What other complications are possible?

Occasionally a stent may develop a crystal coating on its surface, similar to kidney stones. This is not usually a problem unless the stent has been in place for a long period of time.

Very occasionally a stent may get displaced, usually slipping towards the bladder, it may even fall out. If this happens, you should contact the hospital using the contact details at the end of this page or your GP.

Is there a possibility of a urinary tract infection?

Having a stent in place and an underlying kidney problem makes it more likely that you could get a urinary tract infection. Symptoms of a urinary tract infection include a raised temperature, increased pain or discomfort in the kidney or bladder area, a burning sensation while passing urine and feeling unwell. Please contact your GP for advice as treatment with antibiotics may be needed.

Often the side effects related to the stent are mistaken for infection and so it is important that the urine is tested to assess for infection.


  • You must drink at least 2 litres (about 4 pints) of fluids, mainly water, each day. We would recommend 15mls of lemon juice in a glass of water with meals to avoid stomach irritation. This will help to cut down the risk of getting an infection and reduce the amount of blood in the urine. Adding lemon juice to water can help prevent stone formation on the stent.
  • If you experience bothersome pain, please ask your GP or pharmacist for advice about pain relief. We would recommend tamsulosin 400mcg once a day for pain and solifenacin 5-10mg once a day, for bladder irritation.
  • If you have a stent with a thread coming down from the urethra outside the body, then you will need to be careful not to dislodge the thread. If you have any concerns, please contact the Urology Department using the details at the end of this page.

When should I call for help?

You should contact your GP or the Urology Department using the details at the end of this page:

  • If you experience a constant and unbearable pain associated with the stent.
  • If you have symptoms of a urinary tract infection as mentioned above (a raised temperature, pain during passing urine and feeling unwell).
  • The stent gets dislodged, falls out or you develop new incontinence (leakage of urinary).
  • If you notice a significant change in the amount of blood in your urine.

Contact information

If you have questions or problems following your stent placement, help or advice can be obtained from:


Tivoli Ward

Cheltenham General Hospital

Tel: 0300 422 3571 or

Tel: 0300 422 3844

Urology Advanced Nurse Practitioners

Urology Department on Oakley Ward

Cheltenham General Hospital

Tel: 0300 422 5193

Monday to Friday, 8:00am to 4:00pm

Your Consultant’s Secretary

Tel: 0300 422 2222(when prompted ask for your consultants’ secretary)

Monday to Friday, 8:00am to 4:00pm

Further information

The British Association of Urological Surgeons (BAUS) patient leaflets

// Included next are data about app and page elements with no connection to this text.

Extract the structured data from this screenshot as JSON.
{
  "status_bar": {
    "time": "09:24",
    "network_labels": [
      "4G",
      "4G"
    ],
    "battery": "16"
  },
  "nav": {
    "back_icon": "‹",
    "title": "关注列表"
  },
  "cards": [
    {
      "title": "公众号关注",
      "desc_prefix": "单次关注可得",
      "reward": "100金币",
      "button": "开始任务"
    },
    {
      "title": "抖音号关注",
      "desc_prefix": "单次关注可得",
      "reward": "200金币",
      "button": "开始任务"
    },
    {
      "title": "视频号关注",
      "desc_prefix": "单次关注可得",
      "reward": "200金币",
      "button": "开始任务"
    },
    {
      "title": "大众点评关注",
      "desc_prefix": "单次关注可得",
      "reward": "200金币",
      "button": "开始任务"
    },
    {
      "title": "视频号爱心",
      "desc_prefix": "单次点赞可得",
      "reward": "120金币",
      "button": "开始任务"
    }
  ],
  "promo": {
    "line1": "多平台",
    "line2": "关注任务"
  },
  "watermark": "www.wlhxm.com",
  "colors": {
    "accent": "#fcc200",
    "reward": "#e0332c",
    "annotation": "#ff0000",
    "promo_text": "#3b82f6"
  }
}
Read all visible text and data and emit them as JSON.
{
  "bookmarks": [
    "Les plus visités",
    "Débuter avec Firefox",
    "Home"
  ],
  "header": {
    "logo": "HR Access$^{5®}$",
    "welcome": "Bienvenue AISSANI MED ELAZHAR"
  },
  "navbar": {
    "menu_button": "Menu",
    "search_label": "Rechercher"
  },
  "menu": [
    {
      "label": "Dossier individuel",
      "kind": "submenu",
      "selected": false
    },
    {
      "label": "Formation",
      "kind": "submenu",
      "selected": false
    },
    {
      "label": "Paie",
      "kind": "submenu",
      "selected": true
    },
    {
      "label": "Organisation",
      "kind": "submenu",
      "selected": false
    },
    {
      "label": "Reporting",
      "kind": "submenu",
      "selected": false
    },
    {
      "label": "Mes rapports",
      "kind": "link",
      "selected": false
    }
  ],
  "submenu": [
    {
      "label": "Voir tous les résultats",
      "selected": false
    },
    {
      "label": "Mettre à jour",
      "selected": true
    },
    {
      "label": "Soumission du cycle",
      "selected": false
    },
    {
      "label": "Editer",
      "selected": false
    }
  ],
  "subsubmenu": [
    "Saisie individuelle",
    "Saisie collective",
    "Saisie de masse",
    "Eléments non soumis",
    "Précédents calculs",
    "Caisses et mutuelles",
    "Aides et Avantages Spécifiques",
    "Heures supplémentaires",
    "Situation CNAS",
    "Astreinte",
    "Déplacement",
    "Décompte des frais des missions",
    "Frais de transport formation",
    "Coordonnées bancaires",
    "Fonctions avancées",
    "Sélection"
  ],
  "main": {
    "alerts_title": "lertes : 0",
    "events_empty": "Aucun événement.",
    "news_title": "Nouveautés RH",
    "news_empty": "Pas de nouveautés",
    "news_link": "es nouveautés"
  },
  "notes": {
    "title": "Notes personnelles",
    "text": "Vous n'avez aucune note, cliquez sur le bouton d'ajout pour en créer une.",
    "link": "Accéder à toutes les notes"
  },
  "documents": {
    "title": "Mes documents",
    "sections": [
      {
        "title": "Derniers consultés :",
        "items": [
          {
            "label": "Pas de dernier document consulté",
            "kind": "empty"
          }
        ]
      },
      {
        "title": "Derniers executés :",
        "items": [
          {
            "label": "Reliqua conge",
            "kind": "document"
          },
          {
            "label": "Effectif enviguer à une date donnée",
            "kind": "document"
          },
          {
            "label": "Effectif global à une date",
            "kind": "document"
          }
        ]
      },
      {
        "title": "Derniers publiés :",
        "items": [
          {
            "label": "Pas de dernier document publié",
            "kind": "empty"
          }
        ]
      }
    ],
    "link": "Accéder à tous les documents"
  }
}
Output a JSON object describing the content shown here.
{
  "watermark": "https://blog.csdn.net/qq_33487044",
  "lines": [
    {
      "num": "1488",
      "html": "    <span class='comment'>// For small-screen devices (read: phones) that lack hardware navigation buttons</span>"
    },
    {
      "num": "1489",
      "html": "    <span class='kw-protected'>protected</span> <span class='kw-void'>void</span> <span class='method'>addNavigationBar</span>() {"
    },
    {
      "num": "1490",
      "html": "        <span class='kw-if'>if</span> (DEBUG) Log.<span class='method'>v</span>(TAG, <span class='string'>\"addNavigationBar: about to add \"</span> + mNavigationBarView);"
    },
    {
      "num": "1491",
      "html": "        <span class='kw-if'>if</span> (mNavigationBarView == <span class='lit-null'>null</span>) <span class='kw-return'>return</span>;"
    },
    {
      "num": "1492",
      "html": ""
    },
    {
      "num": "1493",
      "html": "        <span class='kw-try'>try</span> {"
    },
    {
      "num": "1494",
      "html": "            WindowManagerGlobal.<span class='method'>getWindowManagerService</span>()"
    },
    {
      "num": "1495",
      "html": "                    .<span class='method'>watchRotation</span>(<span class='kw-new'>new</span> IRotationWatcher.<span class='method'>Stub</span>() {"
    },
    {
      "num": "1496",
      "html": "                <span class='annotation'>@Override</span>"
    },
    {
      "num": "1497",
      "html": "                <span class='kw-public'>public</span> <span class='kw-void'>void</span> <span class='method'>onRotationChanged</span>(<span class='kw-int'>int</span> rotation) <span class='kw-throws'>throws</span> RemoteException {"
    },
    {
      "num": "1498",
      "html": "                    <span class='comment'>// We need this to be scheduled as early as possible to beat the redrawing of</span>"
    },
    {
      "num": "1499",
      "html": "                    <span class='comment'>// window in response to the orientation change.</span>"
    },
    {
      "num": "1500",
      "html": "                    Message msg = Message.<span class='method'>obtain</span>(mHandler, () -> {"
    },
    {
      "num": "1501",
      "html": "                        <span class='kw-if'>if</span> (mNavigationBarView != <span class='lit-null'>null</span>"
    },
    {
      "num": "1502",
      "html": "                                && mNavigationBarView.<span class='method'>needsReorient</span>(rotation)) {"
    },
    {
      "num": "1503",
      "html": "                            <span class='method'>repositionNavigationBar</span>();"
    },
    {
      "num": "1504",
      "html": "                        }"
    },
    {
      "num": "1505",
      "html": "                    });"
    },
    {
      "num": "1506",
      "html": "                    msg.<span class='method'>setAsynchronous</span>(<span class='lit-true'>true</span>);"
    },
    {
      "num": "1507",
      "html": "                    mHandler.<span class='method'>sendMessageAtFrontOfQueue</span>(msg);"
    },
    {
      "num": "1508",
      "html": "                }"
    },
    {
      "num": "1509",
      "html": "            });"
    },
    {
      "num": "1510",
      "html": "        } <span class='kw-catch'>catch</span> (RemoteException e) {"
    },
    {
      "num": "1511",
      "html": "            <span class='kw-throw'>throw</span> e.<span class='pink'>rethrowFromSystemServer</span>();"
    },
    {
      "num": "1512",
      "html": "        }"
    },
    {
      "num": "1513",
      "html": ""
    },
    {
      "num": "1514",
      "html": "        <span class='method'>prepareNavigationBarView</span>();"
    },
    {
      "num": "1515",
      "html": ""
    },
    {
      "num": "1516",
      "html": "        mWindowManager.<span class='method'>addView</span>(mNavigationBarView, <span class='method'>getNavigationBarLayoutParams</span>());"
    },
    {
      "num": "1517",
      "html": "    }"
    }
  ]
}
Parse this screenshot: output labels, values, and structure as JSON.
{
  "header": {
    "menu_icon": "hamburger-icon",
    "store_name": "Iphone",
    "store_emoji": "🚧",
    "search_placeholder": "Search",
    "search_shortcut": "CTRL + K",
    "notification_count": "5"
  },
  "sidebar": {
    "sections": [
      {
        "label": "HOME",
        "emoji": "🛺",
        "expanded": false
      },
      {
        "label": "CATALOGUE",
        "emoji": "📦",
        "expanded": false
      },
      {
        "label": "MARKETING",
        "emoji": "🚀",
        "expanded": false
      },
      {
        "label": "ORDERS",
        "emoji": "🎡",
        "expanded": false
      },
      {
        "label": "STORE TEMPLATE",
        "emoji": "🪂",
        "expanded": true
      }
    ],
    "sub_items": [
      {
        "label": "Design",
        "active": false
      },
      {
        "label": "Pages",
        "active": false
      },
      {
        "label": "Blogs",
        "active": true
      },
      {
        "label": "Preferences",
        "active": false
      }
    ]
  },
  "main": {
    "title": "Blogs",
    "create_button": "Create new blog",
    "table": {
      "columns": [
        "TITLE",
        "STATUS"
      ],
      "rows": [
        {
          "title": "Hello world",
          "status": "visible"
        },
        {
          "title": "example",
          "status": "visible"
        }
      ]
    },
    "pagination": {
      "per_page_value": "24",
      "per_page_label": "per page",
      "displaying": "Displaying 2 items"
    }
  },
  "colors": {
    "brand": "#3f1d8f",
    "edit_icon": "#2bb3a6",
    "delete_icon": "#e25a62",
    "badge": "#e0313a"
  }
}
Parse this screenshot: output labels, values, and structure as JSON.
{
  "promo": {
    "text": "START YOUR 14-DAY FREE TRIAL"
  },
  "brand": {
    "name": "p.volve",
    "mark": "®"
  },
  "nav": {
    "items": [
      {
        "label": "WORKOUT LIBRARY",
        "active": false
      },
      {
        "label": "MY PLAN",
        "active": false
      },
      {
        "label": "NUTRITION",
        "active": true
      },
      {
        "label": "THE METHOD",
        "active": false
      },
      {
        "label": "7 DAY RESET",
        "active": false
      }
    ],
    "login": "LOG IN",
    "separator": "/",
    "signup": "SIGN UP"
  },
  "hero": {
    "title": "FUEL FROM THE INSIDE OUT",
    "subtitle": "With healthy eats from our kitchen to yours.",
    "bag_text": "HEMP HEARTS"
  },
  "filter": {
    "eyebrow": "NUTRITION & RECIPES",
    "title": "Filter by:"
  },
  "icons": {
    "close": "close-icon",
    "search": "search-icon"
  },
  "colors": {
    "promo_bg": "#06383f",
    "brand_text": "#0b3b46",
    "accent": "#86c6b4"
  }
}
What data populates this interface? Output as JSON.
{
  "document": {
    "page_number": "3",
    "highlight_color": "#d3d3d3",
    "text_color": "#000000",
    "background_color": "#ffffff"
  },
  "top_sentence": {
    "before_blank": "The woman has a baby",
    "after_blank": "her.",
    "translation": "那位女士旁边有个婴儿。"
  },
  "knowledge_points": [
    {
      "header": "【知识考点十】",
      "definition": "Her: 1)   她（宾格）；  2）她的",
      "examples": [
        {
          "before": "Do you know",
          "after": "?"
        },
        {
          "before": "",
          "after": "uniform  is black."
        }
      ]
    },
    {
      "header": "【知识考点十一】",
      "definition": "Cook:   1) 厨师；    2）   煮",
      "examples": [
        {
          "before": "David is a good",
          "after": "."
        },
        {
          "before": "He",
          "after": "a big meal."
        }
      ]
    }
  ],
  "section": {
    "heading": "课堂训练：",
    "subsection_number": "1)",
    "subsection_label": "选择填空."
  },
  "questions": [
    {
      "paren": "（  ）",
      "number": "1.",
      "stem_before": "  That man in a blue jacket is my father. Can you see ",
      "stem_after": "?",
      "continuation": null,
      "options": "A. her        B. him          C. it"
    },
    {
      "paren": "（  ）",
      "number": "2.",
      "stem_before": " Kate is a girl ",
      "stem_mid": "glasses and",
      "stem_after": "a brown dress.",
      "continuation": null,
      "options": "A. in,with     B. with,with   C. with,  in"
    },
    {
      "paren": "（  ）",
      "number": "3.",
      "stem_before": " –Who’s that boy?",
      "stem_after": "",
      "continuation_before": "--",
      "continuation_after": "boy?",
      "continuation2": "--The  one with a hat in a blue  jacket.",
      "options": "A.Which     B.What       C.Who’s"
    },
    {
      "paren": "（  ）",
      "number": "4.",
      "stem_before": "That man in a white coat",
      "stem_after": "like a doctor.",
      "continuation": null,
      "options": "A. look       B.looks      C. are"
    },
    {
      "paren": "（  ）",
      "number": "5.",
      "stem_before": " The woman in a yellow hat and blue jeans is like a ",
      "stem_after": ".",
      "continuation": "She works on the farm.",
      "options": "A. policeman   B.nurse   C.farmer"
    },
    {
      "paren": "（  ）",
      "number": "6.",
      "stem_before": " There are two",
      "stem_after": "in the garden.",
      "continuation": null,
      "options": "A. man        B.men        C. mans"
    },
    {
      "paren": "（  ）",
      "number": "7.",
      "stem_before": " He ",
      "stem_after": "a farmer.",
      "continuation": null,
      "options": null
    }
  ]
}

Printable version of this page

Having a ureteric stent GHPI1718_03_23 Department: Urology Review due: March 2026 PDF, 338.6 KB, 10 pages
Reference number GHPI1718_03_23
Department Urology
Review due March 2026